- [THE TASK] Restate the entries below word for word, omitting nothing.

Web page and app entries
⁂

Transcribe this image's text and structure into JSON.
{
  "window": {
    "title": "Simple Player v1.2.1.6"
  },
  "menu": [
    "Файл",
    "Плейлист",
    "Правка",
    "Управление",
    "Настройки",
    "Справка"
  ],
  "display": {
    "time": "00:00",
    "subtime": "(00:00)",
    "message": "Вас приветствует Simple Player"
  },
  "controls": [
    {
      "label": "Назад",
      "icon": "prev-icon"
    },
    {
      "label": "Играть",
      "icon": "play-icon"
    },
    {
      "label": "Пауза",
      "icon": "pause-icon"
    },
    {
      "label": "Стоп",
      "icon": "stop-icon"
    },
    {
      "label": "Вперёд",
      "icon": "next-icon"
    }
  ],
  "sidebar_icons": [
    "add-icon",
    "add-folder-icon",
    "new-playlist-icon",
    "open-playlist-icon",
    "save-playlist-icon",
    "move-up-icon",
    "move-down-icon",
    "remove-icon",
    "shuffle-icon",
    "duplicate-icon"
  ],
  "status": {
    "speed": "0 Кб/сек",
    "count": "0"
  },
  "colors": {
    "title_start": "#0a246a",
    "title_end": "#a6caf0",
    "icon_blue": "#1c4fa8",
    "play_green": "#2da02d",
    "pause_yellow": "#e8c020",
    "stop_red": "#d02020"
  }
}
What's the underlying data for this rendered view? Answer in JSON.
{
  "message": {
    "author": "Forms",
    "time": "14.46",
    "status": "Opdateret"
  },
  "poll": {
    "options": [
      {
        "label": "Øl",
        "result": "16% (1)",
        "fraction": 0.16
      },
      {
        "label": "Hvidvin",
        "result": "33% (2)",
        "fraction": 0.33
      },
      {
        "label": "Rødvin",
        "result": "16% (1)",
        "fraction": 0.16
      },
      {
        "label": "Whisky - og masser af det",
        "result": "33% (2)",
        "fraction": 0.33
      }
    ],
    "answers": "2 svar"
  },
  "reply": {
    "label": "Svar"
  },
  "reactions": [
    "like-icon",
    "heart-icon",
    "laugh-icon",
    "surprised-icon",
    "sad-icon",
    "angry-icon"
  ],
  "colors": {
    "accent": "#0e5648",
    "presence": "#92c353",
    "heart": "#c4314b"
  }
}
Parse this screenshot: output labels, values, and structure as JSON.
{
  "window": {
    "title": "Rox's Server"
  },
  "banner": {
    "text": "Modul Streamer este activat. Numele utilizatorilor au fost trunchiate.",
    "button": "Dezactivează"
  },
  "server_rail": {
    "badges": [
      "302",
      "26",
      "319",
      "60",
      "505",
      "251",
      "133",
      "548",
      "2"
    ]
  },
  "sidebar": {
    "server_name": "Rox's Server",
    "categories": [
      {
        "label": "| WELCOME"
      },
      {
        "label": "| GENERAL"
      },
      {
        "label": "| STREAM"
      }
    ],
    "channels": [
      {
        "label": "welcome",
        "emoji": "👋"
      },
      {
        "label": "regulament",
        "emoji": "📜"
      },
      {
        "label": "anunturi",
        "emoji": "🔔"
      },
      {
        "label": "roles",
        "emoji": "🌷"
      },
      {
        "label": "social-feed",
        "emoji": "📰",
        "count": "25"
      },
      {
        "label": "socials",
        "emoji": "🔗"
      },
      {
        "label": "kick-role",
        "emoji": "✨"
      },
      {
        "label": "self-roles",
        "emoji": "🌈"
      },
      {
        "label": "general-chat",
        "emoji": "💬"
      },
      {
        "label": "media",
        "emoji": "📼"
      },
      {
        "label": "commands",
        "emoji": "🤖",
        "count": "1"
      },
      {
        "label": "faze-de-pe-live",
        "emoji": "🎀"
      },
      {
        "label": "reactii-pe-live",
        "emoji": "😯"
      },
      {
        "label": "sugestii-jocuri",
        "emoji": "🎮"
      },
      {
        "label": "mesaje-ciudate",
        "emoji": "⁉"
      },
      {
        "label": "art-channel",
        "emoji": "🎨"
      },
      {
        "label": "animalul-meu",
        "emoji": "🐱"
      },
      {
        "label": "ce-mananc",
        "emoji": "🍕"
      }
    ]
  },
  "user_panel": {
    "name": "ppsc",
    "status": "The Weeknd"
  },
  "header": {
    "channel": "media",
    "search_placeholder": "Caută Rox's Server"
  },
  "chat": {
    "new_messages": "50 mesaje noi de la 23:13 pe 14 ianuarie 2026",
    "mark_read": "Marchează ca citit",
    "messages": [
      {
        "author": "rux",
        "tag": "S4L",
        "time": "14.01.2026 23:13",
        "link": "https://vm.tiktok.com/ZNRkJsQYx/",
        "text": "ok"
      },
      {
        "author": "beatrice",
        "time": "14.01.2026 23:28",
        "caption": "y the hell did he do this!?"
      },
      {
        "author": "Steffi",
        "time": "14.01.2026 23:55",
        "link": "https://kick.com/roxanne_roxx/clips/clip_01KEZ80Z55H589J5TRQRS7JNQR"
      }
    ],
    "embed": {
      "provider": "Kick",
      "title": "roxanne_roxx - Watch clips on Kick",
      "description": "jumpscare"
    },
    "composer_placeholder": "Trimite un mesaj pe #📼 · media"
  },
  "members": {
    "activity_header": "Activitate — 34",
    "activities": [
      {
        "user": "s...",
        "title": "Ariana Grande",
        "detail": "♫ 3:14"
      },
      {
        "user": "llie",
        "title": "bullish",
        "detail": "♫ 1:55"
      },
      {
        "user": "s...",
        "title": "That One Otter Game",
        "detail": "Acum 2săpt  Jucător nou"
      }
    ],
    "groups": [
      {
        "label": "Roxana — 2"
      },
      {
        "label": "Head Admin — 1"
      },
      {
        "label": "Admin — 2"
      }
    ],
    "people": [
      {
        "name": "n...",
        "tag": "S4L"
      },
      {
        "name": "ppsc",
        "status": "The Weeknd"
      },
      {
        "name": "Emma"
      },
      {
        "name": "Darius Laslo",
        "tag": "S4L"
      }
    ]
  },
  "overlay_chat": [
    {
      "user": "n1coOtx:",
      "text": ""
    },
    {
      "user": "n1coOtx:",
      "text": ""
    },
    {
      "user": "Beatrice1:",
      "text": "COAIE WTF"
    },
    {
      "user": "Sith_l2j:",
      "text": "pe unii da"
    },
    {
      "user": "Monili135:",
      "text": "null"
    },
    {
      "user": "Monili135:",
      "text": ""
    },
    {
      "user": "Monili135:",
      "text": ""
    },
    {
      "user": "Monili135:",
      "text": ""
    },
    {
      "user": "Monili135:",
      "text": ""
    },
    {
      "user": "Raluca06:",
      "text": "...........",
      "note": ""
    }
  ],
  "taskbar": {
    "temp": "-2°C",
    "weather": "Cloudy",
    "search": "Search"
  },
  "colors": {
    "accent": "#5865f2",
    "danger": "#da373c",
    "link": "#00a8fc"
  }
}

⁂

- [ANSWER]
Transcribe this image's text and structure into JSON.
{
  "window": {
    "title": "Simple Player v1.2.1.6"
  },
  "menu": [
    "Файл",
    "Плейлист",
    "Правка",
    "Управление",
    "Настройки",
    "Справка"
  ],
  "display": {
    "time": "00:00",
    "subtime": "(00:00)",
    "message": "Вас приветствует Simple Player"
  },
  "controls": [
    {
      "label": "Назад",
      "icon": "prev-icon"
    },
    {
      "label": "Играть",
      "icon": "play-icon"
    },
    {
      "label": "Пауза",
      "icon": "pause-icon"
    },
    {
      "label": "Стоп",
      "icon": "stop-icon"
    },
    {
      "label": "Вперёд",
      "icon": "next-icon"
    }
  ],
  "sidebar_icons": [
    "add-icon",
    "add-folder-icon",
    "new-playlist-icon",
    "open-playlist-icon",
    "save-playlist-icon",
    "move-up-icon",
    "move-down-icon",
    "remove-icon",
    "shuffle-icon",
    "duplicate-icon"
  ],
  "status": {
    "speed": "0 Кб/сек",
    "count": "0"
  },
  "colors": {
    "title_start": "#0a246a",
    "title_end": "#a6caf0",
    "icon_blue": "#1c4fa8",
    "play_green": "#2da02d",
    "pause_yellow": "#e8c020",
    "stop_red": "#d02020"
  }
}
What's the underlying data for this rendered view? Answer in JSON.
{
  "message": {
    "author": "Forms",
    "time": "14.46",
    "status": "Opdateret"
  },
  "poll": {
    "options": [
      {
        "label": "Øl",
        "result": "16% (1)",
        "fraction": 0.16
      },
      {
        "label": "Hvidvin",
        "result": "33% (2)",
        "fraction": 0.33
      },
      {
        "label": "Rødvin",
        "result": "16% (1)",
        "fraction": 0.16
      },
      {
        "label": "Whisky - og masser af det",
        "result": "33% (2)",
        "fraction": 0.33
      }
    ],
    "answers": "2 svar"
  },
  "reply": {
    "label": "Svar"
  },
  "reactions": [
    "like-icon",
    "heart-icon",
    "laugh-icon",
    "surprised-icon",
    "sad-icon",
    "angry-icon"
  ],
  "colors": {
    "accent": "#0e5648",
    "presence": "#92c353",
    "heart": "#c4314b"
  }
}
Parse this screenshot: output labels, values, and structure as JSON.
{
  "window": {
    "title": "Rox's Server"
  },
  "banner": {
    "text": "Modul Streamer este activat. Numele utilizatorilor au fost trunchiate.",
    "button": "Dezactivează"
  },
  "server_rail": {
    "badges": [
      "302",
      "26",
      "319",
      "60",
      "505",
      "251",
      "133",
      "548",
      "2"
    ]
  },
  "sidebar": {
    "server_name": "Rox's Server",
    "categories": [
      {
        "label": "| WELCOME"
      },
      {
        "label": "| GENERAL"
      },
      {
        "label": "| STREAM"
      }
    ],
    "channels": [
      {
        "label": "welcome",
        "emoji": "👋"
      },
      {
        "label": "regulament",
        "emoji": "📜"
      },
      {
        "label": "anunturi",
        "emoji": "🔔"
      },
      {
        "label": "roles",
        "emoji": "🌷"
      },
      {
        "label": "social-feed",
        "emoji": "📰",
        "count": "25"
      },
      {
        "label": "socials",
        "emoji": "🔗"
      },
      {
        "label": "kick-role",
        "emoji": "✨"
      },
      {
        "label": "self-roles",
        "emoji": "🌈"
      },
      {
        "label": "general-chat",
        "emoji": "💬"
      },
      {
        "label": "media",
        "emoji": "📼"
      },
      {
        "label": "commands",
        "emoji": "🤖",
        "count": "1"
      },
      {
        "label": "faze-de-pe-live",
        "emoji": "🎀"
      },
      {
        "label": "reactii-pe-live",
        "emoji": "😯"
      },
      {
        "label": "sugestii-jocuri",
        "emoji": "🎮"
      },
      {
        "label": "mesaje-ciudate",
        "emoji": "⁉"
      },
      {
        "label": "art-channel",
        "emoji": "🎨"
      },
      {
        "label": "animalul-meu",
        "emoji": "🐱"
      },
      {
        "label": "ce-mananc",
        "emoji": "🍕"
      }
    ]
  },
  "user_panel": {
    "name": "ppsc",
    "status": "The Weeknd"
  },
  "header": {
    "channel": "media",
    "search_placeholder": "Caută Rox's Server"
  },
  "chat": {
    "new_messages": "50 mesaje noi de la 23:13 pe 14 ianuarie 2026",
    "mark_read": "Marchează ca citit",
    "messages": [
      {
        "author": "rux",
        "tag": "S4L",
        "time": "14.01.2026 23:13",
        "link": "https://vm.tiktok.com/ZNRkJsQYx/",
        "text": "ok"
      },
      {
        "author": "beatrice",
        "time": "14.01.2026 23:28",
        "caption": "y the hell did he do this!?"
      },
      {
        "author": "Steffi",
        "time": "14.01.2026 23:55",
        "link": "https://kick.com/roxanne_roxx/clips/clip_01KEZ80Z55H589J5TRQRS7JNQR"
      }
    ],
    "embed": {
      "provider": "Kick",
      "title": "roxanne_roxx - Watch clips on Kick",
      "description": "jumpscare"
    },
    "composer_placeholder": "Trimite un mesaj pe #📼 · media"
  },
  "members": {
    "activity_header": "Activitate — 34",
    "activities": [
      {
        "user": "s...",
        "title": "Ariana Grande",
        "detail": "♫ 3:14"
      },
      {
        "user": "llie",
        "title": "bullish",
        "detail": "♫ 1:55"
      },
      {
        "user": "s...",
        "title": "That One Otter Game",
        "detail": "Acum 2săpt  Jucător nou"
      }
    ],
    "groups": [
      {
        "label": "Roxana — 2"
      },
      {
        "label": "Head Admin — 1"
      },
      {
        "label": "Admin — 2"
      }
    ],
    "people": [
      {
        "name": "n...",
        "tag": "S4L"
      },
      {
        "name": "ppsc",
        "status": "The Weeknd"
      },
      {
        "name": "Emma"
      },
      {
        "name": "Darius Laslo",
        "tag": "S4L"
      }
    ]
  },
  "overlay_chat": [
    {
      "user": "n1coOtx:",
      "text": ""
    },
    {
      "user": "n1coOtx:",
      "text": ""
    },
    {
      "user": "Beatrice1:",
      "text": "COAIE WTF"
    },
    {
      "user": "Sith_l2j:",
      "text": "pe unii da"
    },
    {
      "user": "Monili135:",
      "text": "null"
    },
    {
      "user": "Monili135:",
      "text": ""
    },
    {
      "user": "Monili135:",
      "text": ""
    },
    {
      "user": "Monili135:",
      "text": ""
    },
    {
      "user": "Monili135:",
      "text": ""
    },
    {
      "user": "Raluca06:",
      "text": "...........",
      "note": ""
    }
  ],
  "taskbar": {
    "temp": "-2°C",
    "weather": "Cloudy",
    "search": "Search"
  },
  "colors": {
    "accent": "#5865f2",
    "danger": "#da373c",
    "link": "#00a8fc"
  }
}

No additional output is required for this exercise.